> EXTRACTED MATERIAL
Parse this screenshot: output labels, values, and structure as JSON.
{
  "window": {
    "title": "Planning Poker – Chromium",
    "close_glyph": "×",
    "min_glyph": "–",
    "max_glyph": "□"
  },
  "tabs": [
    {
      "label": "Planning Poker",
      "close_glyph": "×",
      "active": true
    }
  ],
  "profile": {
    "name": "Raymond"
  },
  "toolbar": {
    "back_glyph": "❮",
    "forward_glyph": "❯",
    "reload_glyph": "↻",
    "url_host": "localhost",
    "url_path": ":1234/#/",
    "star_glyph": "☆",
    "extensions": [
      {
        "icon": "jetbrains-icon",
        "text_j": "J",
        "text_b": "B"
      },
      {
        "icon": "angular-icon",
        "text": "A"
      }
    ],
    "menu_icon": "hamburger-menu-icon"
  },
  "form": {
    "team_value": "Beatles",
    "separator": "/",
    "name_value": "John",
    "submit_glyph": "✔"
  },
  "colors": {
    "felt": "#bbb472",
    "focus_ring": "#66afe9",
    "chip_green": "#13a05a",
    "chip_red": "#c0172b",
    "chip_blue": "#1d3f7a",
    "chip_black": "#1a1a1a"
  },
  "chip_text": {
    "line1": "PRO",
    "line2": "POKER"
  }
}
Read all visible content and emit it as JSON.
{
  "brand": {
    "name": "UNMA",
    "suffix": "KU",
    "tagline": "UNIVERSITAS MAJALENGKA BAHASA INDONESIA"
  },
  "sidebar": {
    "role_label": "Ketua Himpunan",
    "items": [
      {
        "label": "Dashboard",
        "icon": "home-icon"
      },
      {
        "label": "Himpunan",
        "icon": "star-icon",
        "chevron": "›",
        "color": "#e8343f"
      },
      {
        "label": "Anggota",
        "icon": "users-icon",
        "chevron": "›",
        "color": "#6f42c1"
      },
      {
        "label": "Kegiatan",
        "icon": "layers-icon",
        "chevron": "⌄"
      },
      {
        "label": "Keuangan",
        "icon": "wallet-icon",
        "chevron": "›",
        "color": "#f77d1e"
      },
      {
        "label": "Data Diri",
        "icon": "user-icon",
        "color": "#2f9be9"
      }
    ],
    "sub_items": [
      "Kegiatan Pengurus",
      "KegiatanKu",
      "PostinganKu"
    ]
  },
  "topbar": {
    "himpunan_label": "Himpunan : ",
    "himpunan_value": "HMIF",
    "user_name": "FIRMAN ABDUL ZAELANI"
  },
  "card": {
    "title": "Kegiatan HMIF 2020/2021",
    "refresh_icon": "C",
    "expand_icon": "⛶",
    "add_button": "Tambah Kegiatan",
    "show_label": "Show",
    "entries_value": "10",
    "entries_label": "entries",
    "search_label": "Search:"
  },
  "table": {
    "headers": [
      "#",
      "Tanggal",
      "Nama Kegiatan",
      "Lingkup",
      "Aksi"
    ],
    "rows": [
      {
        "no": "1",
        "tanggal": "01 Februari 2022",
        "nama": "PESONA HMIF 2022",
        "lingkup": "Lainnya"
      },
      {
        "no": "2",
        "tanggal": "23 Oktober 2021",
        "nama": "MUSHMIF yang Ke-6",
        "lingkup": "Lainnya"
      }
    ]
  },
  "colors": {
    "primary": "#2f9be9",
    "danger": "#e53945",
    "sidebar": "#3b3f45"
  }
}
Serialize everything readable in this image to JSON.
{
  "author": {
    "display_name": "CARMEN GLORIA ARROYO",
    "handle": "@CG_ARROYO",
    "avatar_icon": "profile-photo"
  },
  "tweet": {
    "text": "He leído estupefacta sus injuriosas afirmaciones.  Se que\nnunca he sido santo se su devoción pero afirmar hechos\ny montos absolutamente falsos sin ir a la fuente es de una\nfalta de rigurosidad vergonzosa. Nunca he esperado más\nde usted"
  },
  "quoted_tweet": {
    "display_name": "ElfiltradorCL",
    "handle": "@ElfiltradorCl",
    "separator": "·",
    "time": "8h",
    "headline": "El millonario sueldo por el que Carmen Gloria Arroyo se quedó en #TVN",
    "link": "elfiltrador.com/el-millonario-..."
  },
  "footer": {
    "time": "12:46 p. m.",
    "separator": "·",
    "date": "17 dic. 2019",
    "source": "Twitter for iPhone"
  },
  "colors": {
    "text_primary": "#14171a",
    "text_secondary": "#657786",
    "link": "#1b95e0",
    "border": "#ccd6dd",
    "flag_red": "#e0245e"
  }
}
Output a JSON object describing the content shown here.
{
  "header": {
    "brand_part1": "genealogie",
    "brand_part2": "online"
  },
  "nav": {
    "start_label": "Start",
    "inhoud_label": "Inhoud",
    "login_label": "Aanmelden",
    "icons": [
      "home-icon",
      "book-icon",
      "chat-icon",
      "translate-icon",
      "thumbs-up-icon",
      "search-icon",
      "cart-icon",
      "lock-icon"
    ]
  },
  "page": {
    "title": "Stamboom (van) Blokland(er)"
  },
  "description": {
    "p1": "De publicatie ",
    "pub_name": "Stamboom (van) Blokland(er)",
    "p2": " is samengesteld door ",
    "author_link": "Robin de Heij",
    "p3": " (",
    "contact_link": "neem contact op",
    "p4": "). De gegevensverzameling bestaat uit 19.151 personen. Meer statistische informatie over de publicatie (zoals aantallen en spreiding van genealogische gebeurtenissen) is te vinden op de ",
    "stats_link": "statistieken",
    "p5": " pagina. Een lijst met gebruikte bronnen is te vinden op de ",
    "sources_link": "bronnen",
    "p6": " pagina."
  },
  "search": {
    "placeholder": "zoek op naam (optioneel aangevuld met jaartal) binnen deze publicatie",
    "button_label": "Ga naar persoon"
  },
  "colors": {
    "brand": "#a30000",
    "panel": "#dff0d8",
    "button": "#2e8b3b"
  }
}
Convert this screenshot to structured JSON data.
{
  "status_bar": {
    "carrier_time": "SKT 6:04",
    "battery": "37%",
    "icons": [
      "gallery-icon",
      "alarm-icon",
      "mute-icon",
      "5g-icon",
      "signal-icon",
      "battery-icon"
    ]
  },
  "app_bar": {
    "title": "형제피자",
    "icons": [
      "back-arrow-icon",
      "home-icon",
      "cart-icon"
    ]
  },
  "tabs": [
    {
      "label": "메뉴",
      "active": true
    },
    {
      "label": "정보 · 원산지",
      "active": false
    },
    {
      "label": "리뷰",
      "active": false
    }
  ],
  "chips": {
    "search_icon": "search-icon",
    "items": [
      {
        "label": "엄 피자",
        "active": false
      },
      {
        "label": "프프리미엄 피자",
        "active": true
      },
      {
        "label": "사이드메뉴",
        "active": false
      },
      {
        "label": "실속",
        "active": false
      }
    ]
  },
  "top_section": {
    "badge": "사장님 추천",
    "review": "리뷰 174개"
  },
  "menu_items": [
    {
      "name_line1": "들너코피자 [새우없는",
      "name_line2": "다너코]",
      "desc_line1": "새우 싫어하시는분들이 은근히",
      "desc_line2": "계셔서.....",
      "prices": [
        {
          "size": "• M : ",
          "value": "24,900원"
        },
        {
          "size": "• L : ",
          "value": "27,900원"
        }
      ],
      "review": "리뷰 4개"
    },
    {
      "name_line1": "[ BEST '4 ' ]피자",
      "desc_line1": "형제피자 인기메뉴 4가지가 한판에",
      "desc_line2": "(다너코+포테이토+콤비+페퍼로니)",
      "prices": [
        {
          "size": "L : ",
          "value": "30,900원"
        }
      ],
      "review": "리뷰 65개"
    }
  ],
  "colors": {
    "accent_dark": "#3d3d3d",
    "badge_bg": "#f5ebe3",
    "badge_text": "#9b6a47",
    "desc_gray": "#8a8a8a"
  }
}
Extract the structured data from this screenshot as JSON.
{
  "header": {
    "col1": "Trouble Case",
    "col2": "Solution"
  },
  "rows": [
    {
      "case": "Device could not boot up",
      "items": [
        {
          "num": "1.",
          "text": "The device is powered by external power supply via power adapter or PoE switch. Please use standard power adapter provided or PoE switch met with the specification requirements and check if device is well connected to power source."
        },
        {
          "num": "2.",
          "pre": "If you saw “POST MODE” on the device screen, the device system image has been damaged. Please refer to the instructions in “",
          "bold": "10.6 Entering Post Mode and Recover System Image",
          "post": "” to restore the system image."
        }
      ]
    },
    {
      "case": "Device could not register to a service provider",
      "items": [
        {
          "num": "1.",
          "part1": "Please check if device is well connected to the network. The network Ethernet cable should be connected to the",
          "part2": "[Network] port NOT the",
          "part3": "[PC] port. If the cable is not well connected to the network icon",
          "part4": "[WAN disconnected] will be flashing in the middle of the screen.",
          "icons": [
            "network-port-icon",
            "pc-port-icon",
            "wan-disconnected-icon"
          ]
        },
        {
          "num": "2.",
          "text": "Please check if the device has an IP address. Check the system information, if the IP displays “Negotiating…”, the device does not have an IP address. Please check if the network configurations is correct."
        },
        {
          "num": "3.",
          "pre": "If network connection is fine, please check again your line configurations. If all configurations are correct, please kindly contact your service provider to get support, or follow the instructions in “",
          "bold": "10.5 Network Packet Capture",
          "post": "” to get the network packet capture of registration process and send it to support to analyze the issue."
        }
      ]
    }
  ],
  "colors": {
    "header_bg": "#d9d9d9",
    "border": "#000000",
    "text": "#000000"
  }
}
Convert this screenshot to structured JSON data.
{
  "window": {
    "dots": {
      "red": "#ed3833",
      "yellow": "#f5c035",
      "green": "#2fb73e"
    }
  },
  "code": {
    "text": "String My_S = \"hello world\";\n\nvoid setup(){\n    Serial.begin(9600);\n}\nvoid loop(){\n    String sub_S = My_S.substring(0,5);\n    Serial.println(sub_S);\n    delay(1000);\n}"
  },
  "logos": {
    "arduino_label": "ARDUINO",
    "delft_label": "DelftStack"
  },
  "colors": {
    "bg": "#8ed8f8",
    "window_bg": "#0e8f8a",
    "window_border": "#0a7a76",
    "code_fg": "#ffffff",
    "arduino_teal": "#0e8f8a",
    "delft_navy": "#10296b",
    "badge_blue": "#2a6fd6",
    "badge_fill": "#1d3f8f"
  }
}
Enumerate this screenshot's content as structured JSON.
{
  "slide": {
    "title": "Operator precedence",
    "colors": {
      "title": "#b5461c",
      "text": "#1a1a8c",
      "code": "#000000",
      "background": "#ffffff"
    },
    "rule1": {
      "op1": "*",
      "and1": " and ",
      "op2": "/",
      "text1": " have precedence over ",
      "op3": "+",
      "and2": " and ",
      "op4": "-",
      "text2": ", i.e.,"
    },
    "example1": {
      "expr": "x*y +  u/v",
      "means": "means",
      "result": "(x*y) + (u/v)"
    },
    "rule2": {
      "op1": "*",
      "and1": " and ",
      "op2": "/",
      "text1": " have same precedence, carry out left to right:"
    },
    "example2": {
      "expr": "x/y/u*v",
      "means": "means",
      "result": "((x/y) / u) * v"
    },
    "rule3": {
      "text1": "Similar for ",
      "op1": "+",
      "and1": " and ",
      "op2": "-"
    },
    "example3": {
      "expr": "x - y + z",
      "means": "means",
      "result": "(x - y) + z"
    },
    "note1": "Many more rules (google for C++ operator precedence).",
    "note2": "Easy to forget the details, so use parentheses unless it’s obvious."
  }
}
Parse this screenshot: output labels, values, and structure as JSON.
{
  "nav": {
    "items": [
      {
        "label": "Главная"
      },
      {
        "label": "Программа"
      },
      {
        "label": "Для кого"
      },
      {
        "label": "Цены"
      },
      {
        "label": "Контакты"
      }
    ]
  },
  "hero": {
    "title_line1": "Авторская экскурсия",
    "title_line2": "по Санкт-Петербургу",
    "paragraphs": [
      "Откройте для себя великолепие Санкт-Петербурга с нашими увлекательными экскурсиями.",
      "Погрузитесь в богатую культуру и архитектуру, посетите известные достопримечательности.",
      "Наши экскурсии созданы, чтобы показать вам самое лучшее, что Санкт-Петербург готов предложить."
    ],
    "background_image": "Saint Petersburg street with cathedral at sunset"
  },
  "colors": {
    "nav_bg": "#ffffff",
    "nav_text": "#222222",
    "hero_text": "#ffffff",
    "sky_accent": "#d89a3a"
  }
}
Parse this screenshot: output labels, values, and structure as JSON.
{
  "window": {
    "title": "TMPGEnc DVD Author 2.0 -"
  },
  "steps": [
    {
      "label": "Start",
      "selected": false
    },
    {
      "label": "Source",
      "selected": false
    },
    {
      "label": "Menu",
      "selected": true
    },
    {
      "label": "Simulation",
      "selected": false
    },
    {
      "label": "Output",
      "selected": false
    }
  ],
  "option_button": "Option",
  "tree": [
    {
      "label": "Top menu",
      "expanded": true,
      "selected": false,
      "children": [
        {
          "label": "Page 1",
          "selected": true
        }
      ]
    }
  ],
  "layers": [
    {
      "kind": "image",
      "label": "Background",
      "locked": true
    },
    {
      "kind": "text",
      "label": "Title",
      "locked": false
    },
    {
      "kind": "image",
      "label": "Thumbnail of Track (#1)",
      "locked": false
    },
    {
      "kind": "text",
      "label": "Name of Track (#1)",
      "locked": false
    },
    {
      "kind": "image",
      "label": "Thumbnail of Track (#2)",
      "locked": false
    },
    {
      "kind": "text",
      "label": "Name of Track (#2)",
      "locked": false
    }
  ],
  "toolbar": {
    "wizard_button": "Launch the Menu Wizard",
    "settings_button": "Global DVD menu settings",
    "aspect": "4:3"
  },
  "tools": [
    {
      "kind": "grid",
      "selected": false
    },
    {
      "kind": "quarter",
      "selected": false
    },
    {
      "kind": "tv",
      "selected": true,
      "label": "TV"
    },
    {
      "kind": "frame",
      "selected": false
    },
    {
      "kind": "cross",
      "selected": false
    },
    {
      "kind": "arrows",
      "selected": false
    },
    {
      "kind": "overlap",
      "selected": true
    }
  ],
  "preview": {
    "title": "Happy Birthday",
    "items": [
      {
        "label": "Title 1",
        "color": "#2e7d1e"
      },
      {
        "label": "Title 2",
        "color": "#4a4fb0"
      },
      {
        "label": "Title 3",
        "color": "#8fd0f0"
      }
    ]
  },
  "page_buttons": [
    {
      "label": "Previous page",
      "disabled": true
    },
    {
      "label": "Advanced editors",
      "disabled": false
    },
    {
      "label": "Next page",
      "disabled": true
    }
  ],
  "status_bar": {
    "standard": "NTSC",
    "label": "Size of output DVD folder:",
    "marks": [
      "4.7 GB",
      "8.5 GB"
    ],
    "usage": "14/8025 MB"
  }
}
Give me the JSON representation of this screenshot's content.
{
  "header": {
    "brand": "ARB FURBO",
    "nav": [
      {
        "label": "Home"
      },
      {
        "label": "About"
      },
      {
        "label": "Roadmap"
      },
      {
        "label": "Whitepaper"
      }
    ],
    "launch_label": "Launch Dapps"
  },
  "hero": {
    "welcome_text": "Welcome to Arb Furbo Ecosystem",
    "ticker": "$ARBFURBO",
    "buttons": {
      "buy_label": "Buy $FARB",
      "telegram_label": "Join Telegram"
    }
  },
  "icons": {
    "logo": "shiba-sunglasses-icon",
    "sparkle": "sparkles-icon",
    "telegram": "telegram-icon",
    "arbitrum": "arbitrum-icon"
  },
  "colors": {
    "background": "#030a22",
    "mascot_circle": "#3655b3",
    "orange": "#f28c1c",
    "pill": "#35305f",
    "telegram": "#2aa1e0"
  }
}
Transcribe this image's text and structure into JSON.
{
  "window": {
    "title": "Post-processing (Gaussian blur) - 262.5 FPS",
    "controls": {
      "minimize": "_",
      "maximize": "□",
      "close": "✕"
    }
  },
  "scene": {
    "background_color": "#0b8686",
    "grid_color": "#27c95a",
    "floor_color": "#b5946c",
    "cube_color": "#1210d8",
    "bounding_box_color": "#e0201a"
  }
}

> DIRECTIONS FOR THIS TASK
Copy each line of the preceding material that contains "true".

> PROBLEM SOLUTION
      "active": true
      "active": true
        "active": true
      "selected": true
      "expanded": true,
          "selected": true
      "locked": true
      "selected": true,
      "selected": true
      "disabled": true
      "disabled": true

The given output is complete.